This is the bread I will be serving at Thanksgiving dinner this year. It is the same bread I made last year, and just about every year since I learned how to turn on the oven. It is the same bread you will see here next year if this blog is still around. It’s cranberry-nut bread, the recipe clipped from the back of a long-ago Ocean Spray bag.
The rest of the menu will be similarly well-worn: roast turkey with the same chestnut stuffing we’ve had since my husband and I shared our first Thanksgiving, cranberry sauce, mashed potatoes with gravy, sweet potatoes, squash, creamed onions, apple pie, pumpkin pie.
I may vary the sweet potato treatment a bit from year to year. I add a brussels sprout or two if I the urge strikes me. I like to try new pumpkin pie recipes from time to time. But by and large, the menu is eminently simple and predictable.

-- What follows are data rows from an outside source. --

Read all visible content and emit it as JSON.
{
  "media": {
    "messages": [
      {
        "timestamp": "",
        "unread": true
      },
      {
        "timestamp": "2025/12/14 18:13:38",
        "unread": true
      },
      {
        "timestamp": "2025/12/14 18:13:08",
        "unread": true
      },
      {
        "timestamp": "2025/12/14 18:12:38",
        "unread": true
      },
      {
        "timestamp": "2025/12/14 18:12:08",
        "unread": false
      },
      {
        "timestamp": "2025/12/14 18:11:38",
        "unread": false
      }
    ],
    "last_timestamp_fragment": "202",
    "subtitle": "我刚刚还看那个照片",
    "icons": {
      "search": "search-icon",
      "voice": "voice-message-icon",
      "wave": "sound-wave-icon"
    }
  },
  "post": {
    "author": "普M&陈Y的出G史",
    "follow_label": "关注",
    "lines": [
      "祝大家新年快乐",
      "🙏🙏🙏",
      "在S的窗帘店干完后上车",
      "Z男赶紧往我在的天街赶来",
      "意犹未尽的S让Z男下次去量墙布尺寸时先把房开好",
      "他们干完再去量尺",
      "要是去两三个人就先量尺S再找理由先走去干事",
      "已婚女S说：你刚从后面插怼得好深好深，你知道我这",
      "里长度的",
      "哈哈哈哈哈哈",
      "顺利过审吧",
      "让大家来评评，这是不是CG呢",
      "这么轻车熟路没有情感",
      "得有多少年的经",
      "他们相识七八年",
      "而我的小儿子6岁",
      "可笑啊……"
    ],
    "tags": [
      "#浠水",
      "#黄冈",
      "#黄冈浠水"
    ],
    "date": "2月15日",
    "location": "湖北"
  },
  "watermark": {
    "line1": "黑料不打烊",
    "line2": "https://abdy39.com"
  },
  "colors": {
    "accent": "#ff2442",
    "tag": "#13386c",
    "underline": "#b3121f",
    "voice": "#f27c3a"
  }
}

This is not because I’m not an adventurous cook (although I’m the first to admit I’m not). It is because Thanksgiving dinner is not about the Cuisine, it’s about the Food. It’s about the familiar, abundant dishes you know will always be on your plate, year after year, dishes that come together to create what my husband calls “the perfect mouthful.” These are things that would be sorely missed if they weren’t on the table. This is food that tastes good without having to fuss with it. It’s food you know you can count on.

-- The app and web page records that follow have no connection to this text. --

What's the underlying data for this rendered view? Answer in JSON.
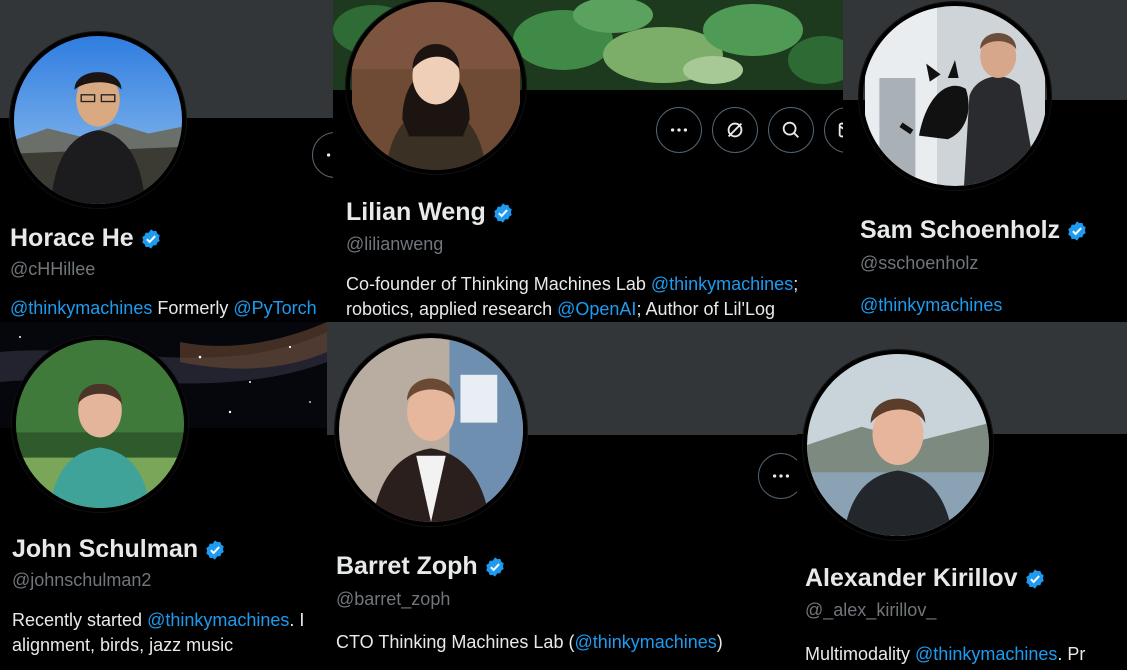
{
  "profiles": [
    {
      "id": "horace",
      "display_name": "Horace He",
      "handle": "@cHHillee",
      "bio_prefix_link": "@thinkymachines",
      "bio_text": " Formerly ",
      "bio_link2": "@PyTorch"
    },
    {
      "id": "lilian",
      "display_name": "Lilian Weng",
      "handle": "@lilianweng",
      "bio_line1_text": "Co-founder of Thinking Machines Lab ",
      "bio_line1_link": "@thinkymachines",
      "bio_line1_tail": ";",
      "bio_line2_text": "robotics, applied research ",
      "bio_line2_link": "@OpenAI",
      "bio_line2_tail": "; Author of Lil'Log"
    },
    {
      "id": "sam",
      "display_name": "Sam Schoenholz",
      "handle": "@sschoenholz",
      "bio_link": "@thinkymachines"
    },
    {
      "id": "john",
      "display_name": "John Schulman",
      "handle": "@johnschulman2",
      "bio_line1_text": "Recently started ",
      "bio_line1_link": "@thinkymachines",
      "bio_line1_tail": ". I",
      "bio_line2_text": "alignment, birds, jazz music"
    },
    {
      "id": "barret",
      "display_name": "Barret Zoph",
      "handle": "@barret_zoph",
      "bio_text": "CTO Thinking Machines Lab (",
      "bio_link": "@thinkymachines",
      "bio_tail": ")"
    },
    {
      "id": "alexander",
      "display_name": "Alexander Kirillov",
      "handle": "@_alex_kirillov_",
      "bio_text": "Multimodality ",
      "bio_link": "@thinkymachines",
      "bio_tail": ". Pr"
    }
  ],
  "icons": {
    "verified": "verified-badge-icon",
    "more": "more-options-icon",
    "grok": "grok-icon",
    "search": "search-icon",
    "message": "message-icon"
  },
  "colors": {
    "background": "#000000",
    "link": "#1d9bf0",
    "handle": "#71767b",
    "text": "#e7e9ea",
    "banner_gray": "#333639",
    "verified": "#1d9bf0"
  }
}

Now that I think about it, Thanksgiving dinner is a feast that’s a lot like the family I’ll be sharing it (whether physically or in spirit) with.
So no recipes today. The bread recipe is still on the back of the cranberry bag if you need it, but I suspect you don’t. Just make what you made last year.

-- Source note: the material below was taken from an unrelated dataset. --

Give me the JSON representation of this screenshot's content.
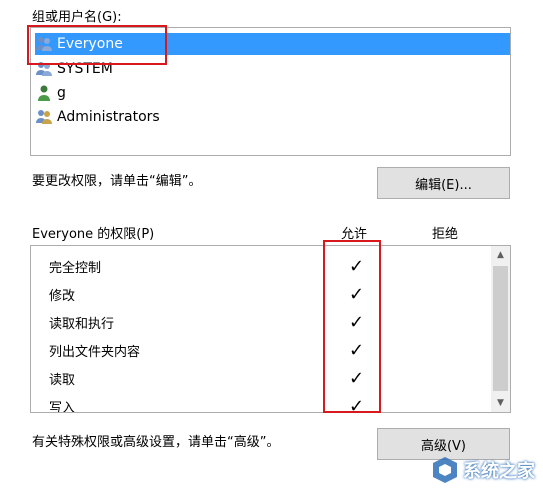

Have a beautiful Thanksgiving, everyone!
Oh gosh…We’ve planned a ham since no one in our family is overly fond of turkey but now I feel the need to run out and get all the fixin’s for the the traditional dinner – maybe the ham will hold over till Christmas? Susan- I’ve enjoyed your blog and your additions to The Fresh Loaf – you are an inspiration! Have a wonderful Thanksgiving and holiday season.
“Trish in Omaha”
I could not agree more Susan. Thanksgiving is being grateful for whatever we have. And ritual is one of the richest things we have. This is a home-y wonderfully written essay. Thank you so much. Happy Thanksgiving.
I’m sure everyone would like to string me up. We never have the same thing from one year to the next. And I agree that it isn’t about cuisine. It’s about my insatiable curiosity when it comes to food. No one complains, but that’s because they don’t have to cook or do the dishes. There have to be some perks for me, right? And your bread sounds delicious. I made a pumpkin cranberry loaf recently that was yum, but I’m definitely not an experienced bread person, so am gathering good ideas . I hope your Thanksgiving is warm and cozy!
Yup, your menu sounds just like ours. Although my mom mixes in some new veggie dishes every year to take pity on her poor vegetarian daughter who doesn’t eat turkey (me). But the cranberry loaf sounds wonderful!
You are so right about this one……..This is about family traditions and the gathering of family and friends. The food is part of the tradition, and while I’m an unabashed tinkerer, this is one meal I don’t tinker with.
Have great Thanksgiving! (And enjoy that delicious looking bread!)
Have a great Thanksgiving.
Trish, I’m sure you had a great meal, whatever it was! Traditions grow and evolve, and why make something that no one likes? Thanks for the kind words.
Tanna, you put your finger on it. “Ritual” is just the word I was searching for (and didn’t come up with) when I was writing this. Thanks and happy Thanksgiving!
Kellypea, if I had someone whose Thanksgiving tradition was to indulge her culinary curiosity, with me as the beneficiary, I seriously doubt I would want to string her up!
Sugarlaw, I think if I were vegetarian I wouldn’t miss the turkey–there’s so much more to this meal. Happy Thanksgiving!
Toni, yes, and the gathering of loved ones is even more important than the food!
Peabody, thank you, you too!